career breaks

Different reasons why people take time out from their careers


Reasons for Career Breaks


Over the last seven years Returnships have increased in the UK. What originally started as a way to access more female talent, and thus increase gender diversity, is now finally recognised as a unique way to capture talent that for far too long has been over-looked by the general recruitment market. People who have taken a career break and left the workplace for different reasons.


Here at Inclusivity we’re proud that our Returnship Programmes are open to all, and as a result we’ve placed returners with a vast array of backgrounds.
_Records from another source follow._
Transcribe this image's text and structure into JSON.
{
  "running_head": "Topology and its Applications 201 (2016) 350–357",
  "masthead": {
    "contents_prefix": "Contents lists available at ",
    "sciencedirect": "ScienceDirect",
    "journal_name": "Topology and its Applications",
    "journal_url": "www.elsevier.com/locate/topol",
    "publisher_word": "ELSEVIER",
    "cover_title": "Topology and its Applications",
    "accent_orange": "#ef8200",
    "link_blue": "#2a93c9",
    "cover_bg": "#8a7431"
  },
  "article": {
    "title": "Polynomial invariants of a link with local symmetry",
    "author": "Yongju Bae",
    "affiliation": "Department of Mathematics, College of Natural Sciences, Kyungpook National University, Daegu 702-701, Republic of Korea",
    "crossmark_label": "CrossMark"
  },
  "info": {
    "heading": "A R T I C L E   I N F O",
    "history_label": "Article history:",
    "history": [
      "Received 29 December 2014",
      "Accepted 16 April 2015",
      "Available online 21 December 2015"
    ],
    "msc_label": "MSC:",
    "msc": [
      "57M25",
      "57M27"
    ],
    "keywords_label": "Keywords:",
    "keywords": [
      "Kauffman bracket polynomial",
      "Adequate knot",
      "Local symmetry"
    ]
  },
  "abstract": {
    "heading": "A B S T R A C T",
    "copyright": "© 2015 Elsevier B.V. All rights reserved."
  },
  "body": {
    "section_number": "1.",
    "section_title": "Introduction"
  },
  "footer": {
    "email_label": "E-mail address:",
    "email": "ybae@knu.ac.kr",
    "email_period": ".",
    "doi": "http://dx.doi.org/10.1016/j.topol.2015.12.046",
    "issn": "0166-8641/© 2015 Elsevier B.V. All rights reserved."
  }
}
Yes many are returning to work after taking time out of their careers for children – but there are also many others returning for different reasons.


People move countries to support partners careers, study further in their chosen field of work, or choose to study something different, look after elderly or sick parents, take pauses in their career to focus on improving health, lose a family member and need to deal with the loss, make a career change for a while and then are keen to return to their previous profession….. there are so many reasons and we lose so much talent by having a narrow view of what a good CV should look like.


Varied career paths do not take away from these candidates’ abilities, competencies or experience and it’s important that these people are not discriminated against, because their career didn’t follow the same linear path as others.


Client Feedback on the Returnship and a Returnee post her career break


It’s always gratifying to see feedback from our clients when it comes to our returners. Especially when a hiring manager has gone out of their way to review our candidates that they may not have had the opportunity to peruse via traditional sourcing managers. Dual Group has participated in the Insurance Returners programme for 2 years and we were delighted to place Irene Tan, a qualified chartered accountant, into their finance team.  Frederick Davidson, Head of Finance at DUAL Group had this to say about the experience:



“The Inclusivity’s returners programme brought us candidates whose CVs we almost certainly wouldn’t have seen otherwise. Overall, this has been a great experience and mutually beneficial.  Our new team member returned to work having undertaken post-graduate studies for several years.  She has brought a strong work ethic, focus and genuine interest in our company, making her an excellent addition to our team.  The returners programme is a great way to bring talent back into the workplace and I would definitely recommend it to every organisation.”


Chaucer Group is another organisation participating in their 2nd Insurance Returners programme and have recently hired Jason Lilley on the programme. Jason is returning to his career in underwriting after a 10 year career hiatus from the industry. He paused his insurance career to join the police force, giving 10 years of service to his new field. After his children had gotten older, and wondering what was next, Jason was thrilled when he saw the insurance industry might be open to welcoming people back. “What stood Jason out to us was the sheer level of enthusiasm to return to an industry he had enjoyed working in. Anyone bringing that level of positivity and energy to a role has got to be an asset to a team”, said our founder Stephanie Dillon. Fortunately a hiring manager at Chaucer agreed.


Diversity and Inclusion should also include those having taken a career break


Diversity & Inclusion is on business agendas far more than it ever was before, and we see and hear about it far more, but there is still a long way to go before workplaces are fully inclusive. There needs to be an education piece around it which reaches wider than just the workplace but also society and how we redefine and label various stages of our lives. As Claire Sofield says:



“Workplaces need to concentrate on equity over equality to ensure every individual has the right resources and opportunities to achieve and develop themselves. It’s not about making separate policies or incentives; it’s about offering the same to everyone to create an equal and diverse team of people.”


Read more on this article and Claires thoughts around how we and the workplace needs to adjust to the future of work.


Claire Sofield On How We Need To Adjust To The Future Of Work (





This leads into another component of inclusion, one which we are passionate about and are aware is struggle for many people trying to re enter the workplace or change roles.


Age. Supposedly as we grow older we grow wiser, but then why is this a problem in trying to enter or re enter the workplace later on in life?


We couldn’t have said it better!


“In a world of ageing populations, extending working lives is widely viewed as an economic necessity. With up to four generations working alongside each other, organisations must ensure that their workplaces are inclusive, avoiding individual, interpersonal, and organisational harm.

Ageism, is a largely neglected component of the diversity, equity, and inclusion decision-making dynamic that impacts both younger and older workers if not taken into consideration alongside other dimensions of diversity.”


Age inclusion should be championed both internally and externally. We do see advertising starting to be more inclusive of older people and so we hope to see this filter into the workplace too.


Read more on this article here: CV ageism: Can you be the ‘wrong’ age for a job? – BBC Worklife